F Evan Thomas, 18, also died in the accident. From Saskatoon, his father, Scott, played for the Moose Jaw Warriors (1988-91) and Tacoma Rockets (1991-91) and now is involved in hockey as the president of the midget AAA Saskatoon Blazers. Evan was in his first season with the Broncos. . . . F Jaxon Joseph, 20, was the son of Chris Joseph, a defenceman who played with the Seattle Thunderbirds (1985-88) before going on to a pro career that included 510 NHL games. . . . Jaxon played 21 games with the BCHL’s Surrey Eagles in 2015-16, before joining the SJHL’s Melfort Mustangs where he spent last season. He played 16 games with the Mustangs this season before being acquired by the Broncos.
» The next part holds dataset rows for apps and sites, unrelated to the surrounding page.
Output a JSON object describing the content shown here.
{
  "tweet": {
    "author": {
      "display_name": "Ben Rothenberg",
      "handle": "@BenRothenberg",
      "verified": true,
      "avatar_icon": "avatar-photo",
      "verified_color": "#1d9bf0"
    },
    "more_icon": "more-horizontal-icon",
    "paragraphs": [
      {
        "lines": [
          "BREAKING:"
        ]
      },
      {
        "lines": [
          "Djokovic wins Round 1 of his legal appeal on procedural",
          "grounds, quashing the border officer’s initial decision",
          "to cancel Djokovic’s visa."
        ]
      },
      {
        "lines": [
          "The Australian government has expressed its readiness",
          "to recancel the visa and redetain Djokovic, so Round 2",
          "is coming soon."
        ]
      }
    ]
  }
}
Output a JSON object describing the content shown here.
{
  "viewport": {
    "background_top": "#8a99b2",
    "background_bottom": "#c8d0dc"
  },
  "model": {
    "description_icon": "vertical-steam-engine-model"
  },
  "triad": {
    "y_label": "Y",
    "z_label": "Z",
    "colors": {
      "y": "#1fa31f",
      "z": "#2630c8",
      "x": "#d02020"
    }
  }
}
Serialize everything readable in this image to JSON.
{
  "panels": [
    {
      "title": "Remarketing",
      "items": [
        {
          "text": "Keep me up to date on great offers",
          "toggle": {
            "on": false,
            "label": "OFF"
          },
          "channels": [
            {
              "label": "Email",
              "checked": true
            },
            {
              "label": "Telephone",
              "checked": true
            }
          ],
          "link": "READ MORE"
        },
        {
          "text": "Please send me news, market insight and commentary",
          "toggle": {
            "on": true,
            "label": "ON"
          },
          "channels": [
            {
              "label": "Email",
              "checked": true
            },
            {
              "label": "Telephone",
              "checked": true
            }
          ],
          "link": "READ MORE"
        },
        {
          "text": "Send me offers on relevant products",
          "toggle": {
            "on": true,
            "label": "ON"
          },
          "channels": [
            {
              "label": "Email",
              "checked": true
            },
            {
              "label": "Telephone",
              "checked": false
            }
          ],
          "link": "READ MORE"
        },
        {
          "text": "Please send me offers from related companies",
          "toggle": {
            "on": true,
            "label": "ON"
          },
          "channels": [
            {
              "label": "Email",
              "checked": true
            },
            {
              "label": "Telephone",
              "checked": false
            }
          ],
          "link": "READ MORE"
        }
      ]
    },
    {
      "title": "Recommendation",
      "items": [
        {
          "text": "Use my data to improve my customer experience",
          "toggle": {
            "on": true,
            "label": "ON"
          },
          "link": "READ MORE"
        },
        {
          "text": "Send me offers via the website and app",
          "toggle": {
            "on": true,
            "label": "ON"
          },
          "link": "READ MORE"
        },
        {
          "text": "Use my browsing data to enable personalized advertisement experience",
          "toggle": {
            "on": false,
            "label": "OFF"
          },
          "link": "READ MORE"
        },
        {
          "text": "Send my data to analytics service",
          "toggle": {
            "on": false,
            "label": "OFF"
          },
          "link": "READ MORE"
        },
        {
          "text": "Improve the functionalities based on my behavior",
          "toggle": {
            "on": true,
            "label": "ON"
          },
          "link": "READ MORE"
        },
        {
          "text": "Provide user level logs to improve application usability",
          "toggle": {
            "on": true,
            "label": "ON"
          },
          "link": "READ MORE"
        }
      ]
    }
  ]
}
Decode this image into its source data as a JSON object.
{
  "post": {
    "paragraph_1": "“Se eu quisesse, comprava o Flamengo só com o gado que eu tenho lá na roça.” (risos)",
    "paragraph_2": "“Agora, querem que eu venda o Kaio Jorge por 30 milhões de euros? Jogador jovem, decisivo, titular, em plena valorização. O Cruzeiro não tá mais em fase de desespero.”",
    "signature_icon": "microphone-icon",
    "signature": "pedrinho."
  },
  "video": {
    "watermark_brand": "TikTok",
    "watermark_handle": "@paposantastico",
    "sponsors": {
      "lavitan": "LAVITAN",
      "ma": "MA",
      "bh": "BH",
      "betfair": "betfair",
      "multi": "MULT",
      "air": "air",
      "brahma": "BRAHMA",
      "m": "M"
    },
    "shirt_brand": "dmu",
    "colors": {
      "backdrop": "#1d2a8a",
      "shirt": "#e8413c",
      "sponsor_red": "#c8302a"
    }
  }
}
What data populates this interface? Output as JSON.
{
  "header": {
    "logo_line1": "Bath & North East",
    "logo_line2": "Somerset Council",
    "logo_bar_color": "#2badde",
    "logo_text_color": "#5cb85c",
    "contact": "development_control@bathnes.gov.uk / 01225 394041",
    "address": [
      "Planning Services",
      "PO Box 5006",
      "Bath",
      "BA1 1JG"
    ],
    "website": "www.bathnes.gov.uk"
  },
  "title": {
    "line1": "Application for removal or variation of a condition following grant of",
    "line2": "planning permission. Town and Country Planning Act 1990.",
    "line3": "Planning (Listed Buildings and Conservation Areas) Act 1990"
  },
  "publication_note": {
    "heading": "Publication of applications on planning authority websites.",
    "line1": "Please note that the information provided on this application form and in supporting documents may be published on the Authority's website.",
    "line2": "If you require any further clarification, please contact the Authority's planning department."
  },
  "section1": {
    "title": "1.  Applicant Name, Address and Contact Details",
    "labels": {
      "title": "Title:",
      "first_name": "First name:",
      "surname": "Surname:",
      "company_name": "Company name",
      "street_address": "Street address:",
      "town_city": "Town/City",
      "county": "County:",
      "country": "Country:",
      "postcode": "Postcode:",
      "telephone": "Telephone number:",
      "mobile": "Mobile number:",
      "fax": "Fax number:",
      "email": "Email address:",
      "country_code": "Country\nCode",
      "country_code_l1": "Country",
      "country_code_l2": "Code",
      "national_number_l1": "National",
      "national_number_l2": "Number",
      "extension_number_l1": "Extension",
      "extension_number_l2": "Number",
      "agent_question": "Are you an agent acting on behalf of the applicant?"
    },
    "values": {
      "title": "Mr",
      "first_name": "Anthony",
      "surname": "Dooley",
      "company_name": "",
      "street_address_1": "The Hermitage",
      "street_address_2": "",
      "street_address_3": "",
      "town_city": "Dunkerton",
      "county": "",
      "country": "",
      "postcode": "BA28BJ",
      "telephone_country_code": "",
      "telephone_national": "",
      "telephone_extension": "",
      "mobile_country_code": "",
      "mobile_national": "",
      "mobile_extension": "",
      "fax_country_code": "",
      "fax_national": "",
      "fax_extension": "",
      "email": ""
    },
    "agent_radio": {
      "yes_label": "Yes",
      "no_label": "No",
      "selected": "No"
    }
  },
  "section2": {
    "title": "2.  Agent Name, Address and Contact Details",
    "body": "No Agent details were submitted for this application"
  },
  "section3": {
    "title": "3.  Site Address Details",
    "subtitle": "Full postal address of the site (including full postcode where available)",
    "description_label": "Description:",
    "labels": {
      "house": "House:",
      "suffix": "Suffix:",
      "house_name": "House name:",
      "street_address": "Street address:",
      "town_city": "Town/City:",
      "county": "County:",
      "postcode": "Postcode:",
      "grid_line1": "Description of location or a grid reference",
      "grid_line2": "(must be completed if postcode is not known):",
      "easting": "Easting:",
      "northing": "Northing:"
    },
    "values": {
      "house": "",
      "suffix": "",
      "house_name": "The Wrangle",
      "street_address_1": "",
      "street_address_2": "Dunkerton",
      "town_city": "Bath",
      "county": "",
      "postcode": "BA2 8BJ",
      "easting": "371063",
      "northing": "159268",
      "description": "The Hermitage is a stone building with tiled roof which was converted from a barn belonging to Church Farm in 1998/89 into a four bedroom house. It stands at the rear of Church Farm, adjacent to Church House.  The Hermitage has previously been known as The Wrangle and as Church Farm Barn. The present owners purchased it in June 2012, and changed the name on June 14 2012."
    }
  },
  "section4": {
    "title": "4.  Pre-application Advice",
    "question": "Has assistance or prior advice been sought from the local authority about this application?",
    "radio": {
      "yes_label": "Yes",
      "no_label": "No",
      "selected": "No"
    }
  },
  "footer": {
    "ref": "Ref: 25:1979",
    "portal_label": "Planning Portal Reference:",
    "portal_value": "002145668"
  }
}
Another email that I received on Saturday evening pointed out that “in my opinion, buses are a terrific mode of transport. I have been riding in/driving a bus for close to 40 years and in that time there are only a couple of times that were scary. Buses, inherently, with their long wheel base are very stable in almost all conditions — fog and black ice being the exceptions. Kudos to all the drivers out there who have done such an outstanding job all these years.” (The afore-mentioned email didn’t come from Bob Ridley.)